Segment Start: Data for this task
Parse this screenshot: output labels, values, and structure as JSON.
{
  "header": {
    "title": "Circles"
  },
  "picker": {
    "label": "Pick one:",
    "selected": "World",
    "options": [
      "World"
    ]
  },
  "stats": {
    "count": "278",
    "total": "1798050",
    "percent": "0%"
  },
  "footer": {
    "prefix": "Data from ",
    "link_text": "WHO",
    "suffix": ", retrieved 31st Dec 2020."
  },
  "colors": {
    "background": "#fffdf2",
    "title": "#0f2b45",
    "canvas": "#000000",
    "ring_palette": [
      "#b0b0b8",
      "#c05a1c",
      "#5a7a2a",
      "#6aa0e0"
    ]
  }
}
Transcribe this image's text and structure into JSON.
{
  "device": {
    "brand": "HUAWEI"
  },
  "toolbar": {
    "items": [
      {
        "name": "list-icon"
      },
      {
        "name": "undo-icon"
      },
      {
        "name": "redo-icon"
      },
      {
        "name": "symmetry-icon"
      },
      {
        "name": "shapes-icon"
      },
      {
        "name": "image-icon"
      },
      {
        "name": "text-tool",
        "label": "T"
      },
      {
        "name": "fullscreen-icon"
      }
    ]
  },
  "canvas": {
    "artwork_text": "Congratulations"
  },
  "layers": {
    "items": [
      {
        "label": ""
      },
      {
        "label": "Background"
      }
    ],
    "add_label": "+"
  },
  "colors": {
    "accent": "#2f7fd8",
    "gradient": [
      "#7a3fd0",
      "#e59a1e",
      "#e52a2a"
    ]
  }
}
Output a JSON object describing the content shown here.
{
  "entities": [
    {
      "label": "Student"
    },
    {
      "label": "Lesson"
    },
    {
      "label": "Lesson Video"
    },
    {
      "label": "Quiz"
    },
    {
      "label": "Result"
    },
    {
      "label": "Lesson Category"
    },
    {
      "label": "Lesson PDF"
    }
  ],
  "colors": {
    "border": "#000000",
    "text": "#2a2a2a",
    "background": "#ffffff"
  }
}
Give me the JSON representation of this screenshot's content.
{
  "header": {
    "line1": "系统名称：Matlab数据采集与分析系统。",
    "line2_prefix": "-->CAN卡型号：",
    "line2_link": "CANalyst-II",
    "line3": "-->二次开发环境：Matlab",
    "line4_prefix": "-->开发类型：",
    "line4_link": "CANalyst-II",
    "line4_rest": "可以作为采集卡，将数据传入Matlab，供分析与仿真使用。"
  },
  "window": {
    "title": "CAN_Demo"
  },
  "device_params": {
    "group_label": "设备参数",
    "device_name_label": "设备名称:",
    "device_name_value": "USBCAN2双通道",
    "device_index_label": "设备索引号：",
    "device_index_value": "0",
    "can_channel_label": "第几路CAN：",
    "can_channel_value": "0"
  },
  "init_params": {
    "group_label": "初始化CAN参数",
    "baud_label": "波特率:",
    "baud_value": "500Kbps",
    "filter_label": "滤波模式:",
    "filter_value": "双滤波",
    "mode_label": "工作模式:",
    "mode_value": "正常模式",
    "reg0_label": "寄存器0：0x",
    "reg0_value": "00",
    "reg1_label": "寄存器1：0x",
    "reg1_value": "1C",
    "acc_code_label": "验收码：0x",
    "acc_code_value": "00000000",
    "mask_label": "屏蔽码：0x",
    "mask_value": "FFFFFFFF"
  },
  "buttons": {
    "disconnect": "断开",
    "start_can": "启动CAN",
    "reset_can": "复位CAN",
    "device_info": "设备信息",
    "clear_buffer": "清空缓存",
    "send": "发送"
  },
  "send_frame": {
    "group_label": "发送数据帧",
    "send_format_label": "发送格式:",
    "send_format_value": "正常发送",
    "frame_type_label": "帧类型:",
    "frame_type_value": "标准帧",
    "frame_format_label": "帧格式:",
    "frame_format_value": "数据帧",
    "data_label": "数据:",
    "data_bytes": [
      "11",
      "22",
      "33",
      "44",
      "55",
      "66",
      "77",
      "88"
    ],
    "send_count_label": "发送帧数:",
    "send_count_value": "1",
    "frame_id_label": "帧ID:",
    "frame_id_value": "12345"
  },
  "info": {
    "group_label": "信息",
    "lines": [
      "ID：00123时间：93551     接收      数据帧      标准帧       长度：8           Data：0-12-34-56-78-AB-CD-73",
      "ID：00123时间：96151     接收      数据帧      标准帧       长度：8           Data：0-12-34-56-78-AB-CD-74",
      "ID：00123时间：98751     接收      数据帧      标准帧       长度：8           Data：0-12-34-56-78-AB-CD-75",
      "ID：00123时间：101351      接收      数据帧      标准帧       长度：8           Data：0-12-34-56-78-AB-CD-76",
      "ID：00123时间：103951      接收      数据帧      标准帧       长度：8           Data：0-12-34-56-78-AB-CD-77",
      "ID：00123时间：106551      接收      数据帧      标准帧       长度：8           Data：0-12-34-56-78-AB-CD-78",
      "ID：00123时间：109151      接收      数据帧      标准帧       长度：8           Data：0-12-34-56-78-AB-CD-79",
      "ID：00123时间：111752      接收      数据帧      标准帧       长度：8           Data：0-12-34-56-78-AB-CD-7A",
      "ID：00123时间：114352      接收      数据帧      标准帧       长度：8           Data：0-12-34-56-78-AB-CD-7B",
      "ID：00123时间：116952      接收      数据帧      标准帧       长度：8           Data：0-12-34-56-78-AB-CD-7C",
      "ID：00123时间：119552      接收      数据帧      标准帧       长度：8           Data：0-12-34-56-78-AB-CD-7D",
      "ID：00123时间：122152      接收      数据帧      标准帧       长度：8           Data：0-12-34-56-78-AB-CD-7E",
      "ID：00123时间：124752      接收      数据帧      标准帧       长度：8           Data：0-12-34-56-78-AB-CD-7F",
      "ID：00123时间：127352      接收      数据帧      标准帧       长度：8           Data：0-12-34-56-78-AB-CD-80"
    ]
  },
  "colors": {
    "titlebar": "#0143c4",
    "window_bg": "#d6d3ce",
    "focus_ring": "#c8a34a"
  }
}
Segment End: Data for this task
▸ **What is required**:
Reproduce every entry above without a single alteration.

▸ **Response area**:
Parse this screenshot: output labels, values, and structure as JSON.
{
  "header": {
    "title": "Circles"
  },
  "picker": {
    "label": "Pick one:",
    "selected": "World",
    "options": [
      "World"
    ]
  },
  "stats": {
    "count": "278",
    "total": "1798050",
    "percent": "0%"
  },
  "footer": {
    "prefix": "Data from ",
    "link_text": "WHO",
    "suffix": ", retrieved 31st Dec 2020."
  },
  "colors": {
    "background": "#fffdf2",
    "title": "#0f2b45",
    "canvas": "#000000",
    "ring_palette": [
      "#b0b0b8",
      "#c05a1c",
      "#5a7a2a",
      "#6aa0e0"
    ]
  }
}
Transcribe this image's text and structure into JSON.
{
  "device": {
    "brand": "HUAWEI"
  },
  "toolbar": {
    "items": [
      {
        "name": "list-icon"
      },
      {
        "name": "undo-icon"
      },
      {
        "name": "redo-icon"
      },
      {
        "name": "symmetry-icon"
      },
      {
        "name": "shapes-icon"
      },
      {
        "name": "image-icon"
      },
      {
        "name": "text-tool",
        "label": "T"
      },
      {
        "name": "fullscreen-icon"
      }
    ]
  },
  "canvas": {
    "artwork_text": "Congratulations"
  },
  "layers": {
    "items": [
      {
        "label": ""
      },
      {
        "label": "Background"
      }
    ],
    "add_label": "+"
  },
  "colors": {
    "accent": "#2f7fd8",
    "gradient": [
      "#7a3fd0",
      "#e59a1e",
      "#e52a2a"
    ]
  }
}
Output a JSON object describing the content shown here.
{
  "entities": [
    {
      "label": "Student"
    },
    {
      "label": "Lesson"
    },
    {
      "label": "Lesson Video"
    },
    {
      "label": "Quiz"
    },
    {
      "label": "Result"
    },
    {
      "label": "Lesson Category"
    },
    {
      "label": "Lesson PDF"
    }
  ],
  "colors": {
    "border": "#000000",
    "text": "#2a2a2a",
    "background": "#ffffff"
  }
}
Give me the JSON representation of this screenshot's content.
{
  "header": {
    "line1": "系统名称：Matlab数据采集与分析系统。",
    "line2_prefix": "-->CAN卡型号：",
    "line2_link": "CANalyst-II",
    "line3": "-->二次开发环境：Matlab",
    "line4_prefix": "-->开发类型：",
    "line4_link": "CANalyst-II",
    "line4_rest": "可以作为采集卡，将数据传入Matlab，供分析与仿真使用。"
  },
  "window": {
    "title": "CAN_Demo"
  },
  "device_params": {
    "group_label": "设备参数",
    "device_name_label": "设备名称:",
    "device_name_value": "USBCAN2双通道",
    "device_index_label": "设备索引号：",
    "device_index_value": "0",
    "can_channel_label": "第几路CAN：",
    "can_channel_value": "0"
  },
  "init_params": {
    "group_label": "初始化CAN参数",
    "baud_label": "波特率:",
    "baud_value": "500Kbps",
    "filter_label": "滤波模式:",
    "filter_value": "双滤波",
    "mode_label": "工作模式:",
    "mode_value": "正常模式",
    "reg0_label": "寄存器0：0x",
    "reg0_value": "00",
    "reg1_label": "寄存器1：0x",
    "reg1_value": "1C",
    "acc_code_label": "验收码：0x",
    "acc_code_value": "00000000",
    "mask_label": "屏蔽码：0x",
    "mask_value": "FFFFFFFF"
  },
  "buttons": {
    "disconnect": "断开",
    "start_can": "启动CAN",
    "reset_can": "复位CAN",
    "device_info": "设备信息",
    "clear_buffer": "清空缓存",
    "send": "发送"
  },
  "send_frame": {
    "group_label": "发送数据帧",
    "send_format_label": "发送格式:",
    "send_format_value": "正常发送",
    "frame_type_label": "帧类型:",
    "frame_type_value": "标准帧",
    "frame_format_label": "帧格式:",
    "frame_format_value": "数据帧",
    "data_label": "数据:",
    "data_bytes": [
      "11",
      "22",
      "33",
      "44",
      "55",
      "66",
      "77",
      "88"
    ],
    "send_count_label": "发送帧数:",
    "send_count_value": "1",
    "frame_id_label": "帧ID:",
    "frame_id_value": "12345"
  },
  "info": {
    "group_label": "信息",
    "lines": [
      "ID：00123时间：93551     接收      数据帧      标准帧       长度：8           Data：0-12-34-56-78-AB-CD-73",
      "ID：00123时间：96151     接收      数据帧      标准帧       长度：8           Data：0-12-34-56-78-AB-CD-74",
      "ID：00123时间：98751     接收      数据帧      标准帧       长度：8           Data：0-12-34-56-78-AB-CD-75",
      "ID：00123时间：101351      接收      数据帧      标准帧       长度：8           Data：0-12-34-56-78-AB-CD-76",
      "ID：00123时间：103951      接收      数据帧      标准帧       长度：8           Data：0-12-34-56-78-AB-CD-77",
      "ID：00123时间：106551      接收      数据帧      标准帧       长度：8           Data：0-12-34-56-78-AB-CD-78",
      "ID：00123时间：109151      接收      数据帧      标准帧       长度：8           Data：0-12-34-56-78-AB-CD-79",
      "ID：00123时间：111752      接收      数据帧      标准帧       长度：8           Data：0-12-34-56-78-AB-CD-7A",
      "ID：00123时间：114352      接收      数据帧      标准帧       长度：8           Data：0-12-34-56-78-AB-CD-7B",
      "ID：00123时间：116952      接收      数据帧      标准帧       长度：8           Data：0-12-34-56-78-AB-CD-7C",
      "ID：00123时间：119552      接收      数据帧      标准帧       长度：8           Data：0-12-34-56-78-AB-CD-7D",
      "ID：00123时间：122152      接收      数据帧      标准帧       长度：8           Data：0-12-34-56-78-AB-CD-7E",
      "ID：00123时间：124752      接收      数据帧      标准帧       长度：8           Data：0-12-34-56-78-AB-CD-7F",
      "ID：00123时间：127352      接收      数据帧      标准帧       长度：8           Data：0-12-34-56-78-AB-CD-80"
    ]
  },
  "colors": {
    "titlebar": "#0143c4",
    "window_bg": "#d6d3ce",
    "focus_ring": "#c8a34a"
  }
}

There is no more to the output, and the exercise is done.